News and Events | Comments Off on McEligot to present on coastal flooding disasters

The Research Colloquium on Computational Social Science/Data Science speaker for Friday, September 13, will be Kim McEligot, Ph.D. Candidate, Department of Systems Engineering and Operations Research at George Mason University. Kim’s talk entitled “Sea Bright, New Jersey Reconstructed: Agent-Based Protection Theory Model Responses to Hurricane Sandy” (abstract below) will begin at 3:00 in the Center for Social Complexity Suite (373-381) located on the 3rd floor of Research Hall. The talk will be followed by a Q&A session along with light refreshments.

This session will be live-streamed on the YouTube channel: https://www.youtube.com/channel/UC7YCR-pBTZ_9865orDNVHNA
For announcements regarding this and future streams, please join the CSS/CDS student and alumni Facebook group: https://www.facebook.com/groups/257383120973297/
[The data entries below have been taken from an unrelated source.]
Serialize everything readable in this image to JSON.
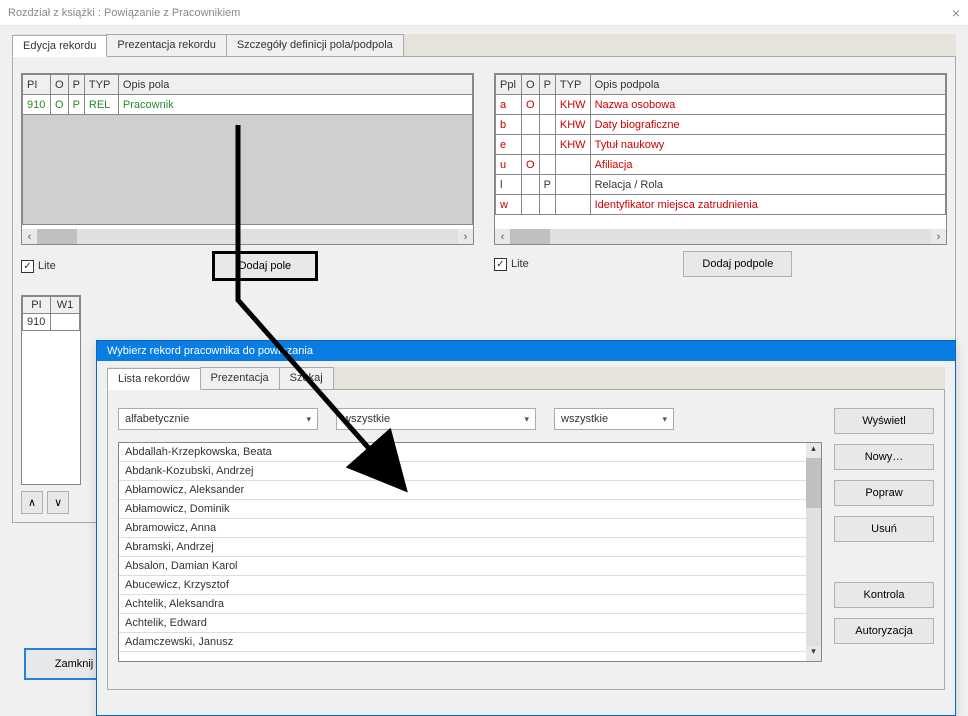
{
  "window": {
    "title": "Rozdział z książki : Powiązanie z Pracownikiem"
  },
  "tabs": {
    "t1": "Edycja rekordu",
    "t2": "Prezentacja rekordu",
    "t3": "Szczegóły definicji pola/podpola"
  },
  "left_table": {
    "headers": {
      "c1": "PI",
      "c2": "O",
      "c3": "P",
      "c4": "TYP",
      "c5": "Opis pola"
    },
    "row": {
      "c1": "910",
      "c2": "O",
      "c3": "P",
      "c4": "REL",
      "c5": "Pracownik"
    }
  },
  "right_table": {
    "headers": {
      "c1": "Ppl",
      "c2": "O",
      "c3": "P",
      "c4": "TYP",
      "c5": "Opis podpola"
    },
    "rows": [
      {
        "c1": "a",
        "c2": "O",
        "c3": "",
        "c4": "KHW",
        "c5": "Nazwa osobowa",
        "red": true
      },
      {
        "c1": "b",
        "c2": "",
        "c3": "",
        "c4": "KHW",
        "c5": "Daty biograficzne",
        "red": true
      },
      {
        "c1": "e",
        "c2": "",
        "c3": "",
        "c4": "KHW",
        "c5": "Tytuł naukowy",
        "red": true
      },
      {
        "c1": "u",
        "c2": "O",
        "c3": "",
        "c4": "",
        "c5": "Afiliacja",
        "red": true
      },
      {
        "c1": "l",
        "c2": "",
        "c3": "P",
        "c4": "",
        "c5": "Relacja / Rola",
        "red": false
      },
      {
        "c1": "w",
        "c2": "",
        "c3": "",
        "c4": "",
        "c5": "Identyfikator miejsca zatrudnienia",
        "red": true
      }
    ]
  },
  "checkboxes": {
    "lite_left": "Lite",
    "lite_right": "Lite"
  },
  "buttons": {
    "dodaj_pole": "Dodaj pole",
    "dodaj_podpole": "Dodaj podpole",
    "zamknij": "Zamknij",
    "wyswietl": "Wyświetl",
    "nowy": "Nowy…",
    "popraw": "Popraw",
    "usun": "Usuń",
    "kontrola": "Kontrola",
    "autoryzacja": "Autoryzacja"
  },
  "lower_table": {
    "headers": {
      "c1": "PI",
      "c2": "W1"
    },
    "row": {
      "c1": "910",
      "c2": ""
    }
  },
  "mini_buttons": {
    "up": "∧",
    "down": "∨"
  },
  "modal": {
    "title": "Wybierz rekord pracownika do powiązania",
    "tabs": {
      "t1": "Lista rekordów",
      "t2": "Prezentacja",
      "t3": "Szukaj"
    },
    "filters": {
      "sort": "alfabetycznie",
      "f2": "wszystkie",
      "f3": "wszystkie"
    },
    "list": [
      "Abdallah-Krzepkowska, Beata",
      "Abdank-Kozubski, Andrzej",
      "Abłamowicz, Aleksander",
      "Abłamowicz, Dominik",
      "Abramowicz, Anna",
      "Abramski, Andrzej",
      "Absalon, Damian Karol",
      "Abucewicz, Krzysztof",
      "Achtelik, Aleksandra",
      "Achtelik, Edward",
      "Adamczewski, Janusz"
    ]
  }
}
For a list of upcoming and previous seminars, please visit: https://cos.gmu.edu/cds/calendar/

Abstract: Coastal flooding is the most expensive type of natural disaster in the United States. Policy initiatives to mitigate the effects of these events are dependent upon understanding flood victim responses at an individual and municipal level. Agent-Based Modeling (ABM) is an effective tool for analyzing community-wide responses to natural disaster, but the quality of the ABM’s performance is often challenging to determine. This paper discusses the complexity of the Protective Action Decision Model (PADM) and Protection Motivation Theory (PMT) for human decision making regarding hazard mitigations. A combined (PADM/PMT) model is developed and integrated into the MASON modeling framework. The ABM implements a hind-cast of Hurricane Sandy’s damage to Sea Bright, NJ and homeowner post-flood reconstruction decisions. It is validated against damage assessments and post-storm surveys. The contribution of socio-economic factors and built environment on model performance is also addressed and suggests that mitigation for townhouse communities will be challenging.

Bio: Kim McEligot is a PhD candidate in the Department of Systems Engineering and Operations Research at George Mason University. His research interests include federation of computational fluid dynamics coastal flood modeling with geo-spatial agent-based modeling for individual and community level flood mitigation policy analysis. He holds an M.S. in Systems Engineering from Johns Hopkins University, and an M.A. in National Security and Military Affairs from the U.S. Naval War College. His email address is kmceligo@masonlive.gmu.edu.